As we work with other
countries to see that justice is done, the real test
of our resolve is whether we have the will to remain
strong, steady, and united. I believe more than ever — as evidenced by your thousands and thousands
of wires and phone calls in these last few days — that
I have outlined some
of the steps we're taking in response to the tragic massacre.
There is something I've always believed in, but which
now seems more important than ever. The Congress will
be facing key national security issues when it returns
from recess. There has been legitimate difference of
opinion on this subject, I know, that I urge the Members
of that distinguished body to ponder long and hard the
Soviets' aggression as they consider the security and
safety of our people — indeed, all people who
believe in freedom.
Senator Henry Jackson,
a wise and revered statesman and one who probably understood
the Soviets as well as any American in history, warned
us, "the greatest threat
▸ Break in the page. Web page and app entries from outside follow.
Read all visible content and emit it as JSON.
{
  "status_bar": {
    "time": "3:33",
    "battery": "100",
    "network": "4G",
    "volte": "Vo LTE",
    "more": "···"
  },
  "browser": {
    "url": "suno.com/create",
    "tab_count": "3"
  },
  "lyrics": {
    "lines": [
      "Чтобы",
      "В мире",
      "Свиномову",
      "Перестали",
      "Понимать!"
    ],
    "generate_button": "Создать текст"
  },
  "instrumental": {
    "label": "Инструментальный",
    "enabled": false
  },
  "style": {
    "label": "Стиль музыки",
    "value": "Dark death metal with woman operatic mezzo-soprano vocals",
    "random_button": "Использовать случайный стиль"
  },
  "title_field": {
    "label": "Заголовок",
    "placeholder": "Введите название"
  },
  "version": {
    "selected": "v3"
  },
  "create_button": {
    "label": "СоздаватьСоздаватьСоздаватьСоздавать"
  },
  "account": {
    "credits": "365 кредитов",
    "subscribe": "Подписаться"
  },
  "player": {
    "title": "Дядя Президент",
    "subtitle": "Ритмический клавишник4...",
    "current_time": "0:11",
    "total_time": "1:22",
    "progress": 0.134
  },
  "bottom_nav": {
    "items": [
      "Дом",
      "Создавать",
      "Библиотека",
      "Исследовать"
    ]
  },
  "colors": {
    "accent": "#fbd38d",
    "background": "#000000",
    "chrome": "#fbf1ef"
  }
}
the United States now faces is posed by the Soviet Union." But
Senator Jackson said, "If America maintains a strong
deterrent — and only if it does — this nation
will continue to be a leader in the crucial quest for enduring
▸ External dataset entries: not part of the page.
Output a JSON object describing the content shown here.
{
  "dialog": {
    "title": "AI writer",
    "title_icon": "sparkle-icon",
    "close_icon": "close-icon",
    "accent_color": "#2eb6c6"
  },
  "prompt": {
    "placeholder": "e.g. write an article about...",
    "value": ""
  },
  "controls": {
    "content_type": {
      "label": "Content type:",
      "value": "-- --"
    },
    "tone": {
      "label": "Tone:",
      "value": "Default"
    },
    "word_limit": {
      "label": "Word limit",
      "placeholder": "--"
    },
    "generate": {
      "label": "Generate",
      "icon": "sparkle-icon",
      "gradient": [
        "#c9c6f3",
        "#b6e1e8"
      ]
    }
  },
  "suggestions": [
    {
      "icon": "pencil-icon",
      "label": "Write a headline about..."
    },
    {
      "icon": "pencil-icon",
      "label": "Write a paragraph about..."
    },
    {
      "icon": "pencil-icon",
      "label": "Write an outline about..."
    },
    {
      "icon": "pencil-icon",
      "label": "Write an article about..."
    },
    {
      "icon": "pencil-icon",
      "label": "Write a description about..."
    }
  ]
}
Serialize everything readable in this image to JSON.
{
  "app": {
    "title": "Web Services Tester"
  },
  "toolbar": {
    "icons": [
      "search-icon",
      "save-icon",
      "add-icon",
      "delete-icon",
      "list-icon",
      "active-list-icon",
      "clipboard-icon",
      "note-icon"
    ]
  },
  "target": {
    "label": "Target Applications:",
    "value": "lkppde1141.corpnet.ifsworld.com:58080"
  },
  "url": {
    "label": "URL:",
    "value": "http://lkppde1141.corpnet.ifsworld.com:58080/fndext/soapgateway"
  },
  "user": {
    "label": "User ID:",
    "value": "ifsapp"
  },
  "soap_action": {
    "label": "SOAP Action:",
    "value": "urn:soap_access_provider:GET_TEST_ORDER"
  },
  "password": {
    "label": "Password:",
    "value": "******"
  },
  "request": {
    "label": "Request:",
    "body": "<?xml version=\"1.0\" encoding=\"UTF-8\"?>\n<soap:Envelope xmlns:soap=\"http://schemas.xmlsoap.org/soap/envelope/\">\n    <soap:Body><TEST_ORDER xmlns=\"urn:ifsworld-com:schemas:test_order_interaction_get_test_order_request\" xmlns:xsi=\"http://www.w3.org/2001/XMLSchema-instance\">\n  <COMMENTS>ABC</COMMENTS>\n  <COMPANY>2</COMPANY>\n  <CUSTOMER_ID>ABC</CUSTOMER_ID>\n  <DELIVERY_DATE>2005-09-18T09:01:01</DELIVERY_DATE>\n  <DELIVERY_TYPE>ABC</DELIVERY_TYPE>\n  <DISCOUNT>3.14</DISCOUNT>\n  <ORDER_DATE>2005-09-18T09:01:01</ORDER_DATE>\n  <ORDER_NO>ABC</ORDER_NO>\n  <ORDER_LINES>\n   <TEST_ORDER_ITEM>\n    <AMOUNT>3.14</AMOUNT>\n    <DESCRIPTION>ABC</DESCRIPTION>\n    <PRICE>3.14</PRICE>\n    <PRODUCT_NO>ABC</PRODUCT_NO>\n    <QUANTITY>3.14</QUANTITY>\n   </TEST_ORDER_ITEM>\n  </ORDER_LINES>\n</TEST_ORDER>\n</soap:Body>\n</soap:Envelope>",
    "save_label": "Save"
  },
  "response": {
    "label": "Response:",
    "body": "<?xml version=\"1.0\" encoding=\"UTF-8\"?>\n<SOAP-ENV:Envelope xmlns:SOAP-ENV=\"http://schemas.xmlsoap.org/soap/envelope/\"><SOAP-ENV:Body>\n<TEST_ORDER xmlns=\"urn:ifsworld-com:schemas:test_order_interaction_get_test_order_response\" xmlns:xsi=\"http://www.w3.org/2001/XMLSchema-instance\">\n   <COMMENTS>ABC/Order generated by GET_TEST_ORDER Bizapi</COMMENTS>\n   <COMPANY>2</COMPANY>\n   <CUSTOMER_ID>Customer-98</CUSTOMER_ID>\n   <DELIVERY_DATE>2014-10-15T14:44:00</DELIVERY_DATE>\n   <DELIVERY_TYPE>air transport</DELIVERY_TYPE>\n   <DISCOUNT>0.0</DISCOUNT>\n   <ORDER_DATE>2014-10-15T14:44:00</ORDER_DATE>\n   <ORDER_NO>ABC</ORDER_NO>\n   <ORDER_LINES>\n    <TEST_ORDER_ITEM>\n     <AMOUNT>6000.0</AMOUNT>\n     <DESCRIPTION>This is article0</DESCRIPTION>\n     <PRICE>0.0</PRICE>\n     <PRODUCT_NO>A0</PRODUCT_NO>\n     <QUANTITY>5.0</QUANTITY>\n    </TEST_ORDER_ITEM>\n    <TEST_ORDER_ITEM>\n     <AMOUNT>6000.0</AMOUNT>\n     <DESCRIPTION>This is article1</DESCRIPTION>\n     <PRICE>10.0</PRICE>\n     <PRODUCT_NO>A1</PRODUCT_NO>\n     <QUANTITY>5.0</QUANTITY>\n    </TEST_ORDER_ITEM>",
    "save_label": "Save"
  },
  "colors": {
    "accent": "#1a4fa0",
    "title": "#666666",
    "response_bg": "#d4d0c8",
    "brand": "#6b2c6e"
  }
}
peace among nations."
The late Senator made those statements in July on the
Senate floor, speaking in behalf of the MX missile program
he considered vital to restore America's strategic parity
with the Soviets.
When John F. Kennedy was President, defense spending as
a share of the Federal budget was 70 percent greater than
it is today. Since then, the Soviet Union has carried on
the most massive military buildup the world has ever seen.
Until they are willing to join the rest of the world community,
we must maintain the strength to deter their aggression.
But while we do so, we must not give up our effort to
bring them into the world community of nations. Peace through
strength as long as necessary, but never giving up our
effort to bring peace closer through mutual, verifiable
reduction in the weapons of war.
I've told you negotiations we've suspended as a result
of the Korean airline massacre, but we cannot, we must
not give up our effort to reduce the arsenals of destructive
weapons threatening the world. Ambassador Nitze has returned
to Geneva to resume the negotiations on intermediate-range
nuclear weapons in Europe. Equally, we will continue to
press for arms reductions in the START talks that resume
in October. We are more determined than ever to reduce
and, it possible, eliminate the threat hanging over mankind.
We know it will be heard to make a nation that rules its
own people through force to cease using force against the
rest of the world. But we must try.
This is not a role we sought. We preach no manifest destiny.
But like Americans who began this country and brought forth
this last, best hope of mankind, history has asked much
of the Americans of our own time. Much we have already
given; much more we must be prepared to give.
Let us have faith, in
Abraham Lincoln's words, "that
right makes might, and in that faith let us, to the end
dare to do our duty as we understand it." If we do,
if we stand together and move forward with courage, then
history will record that some good did come from this monstrous
wrong that we will carry with us and remember for the rest
of our lives.
Thank you. God bless you, and good night.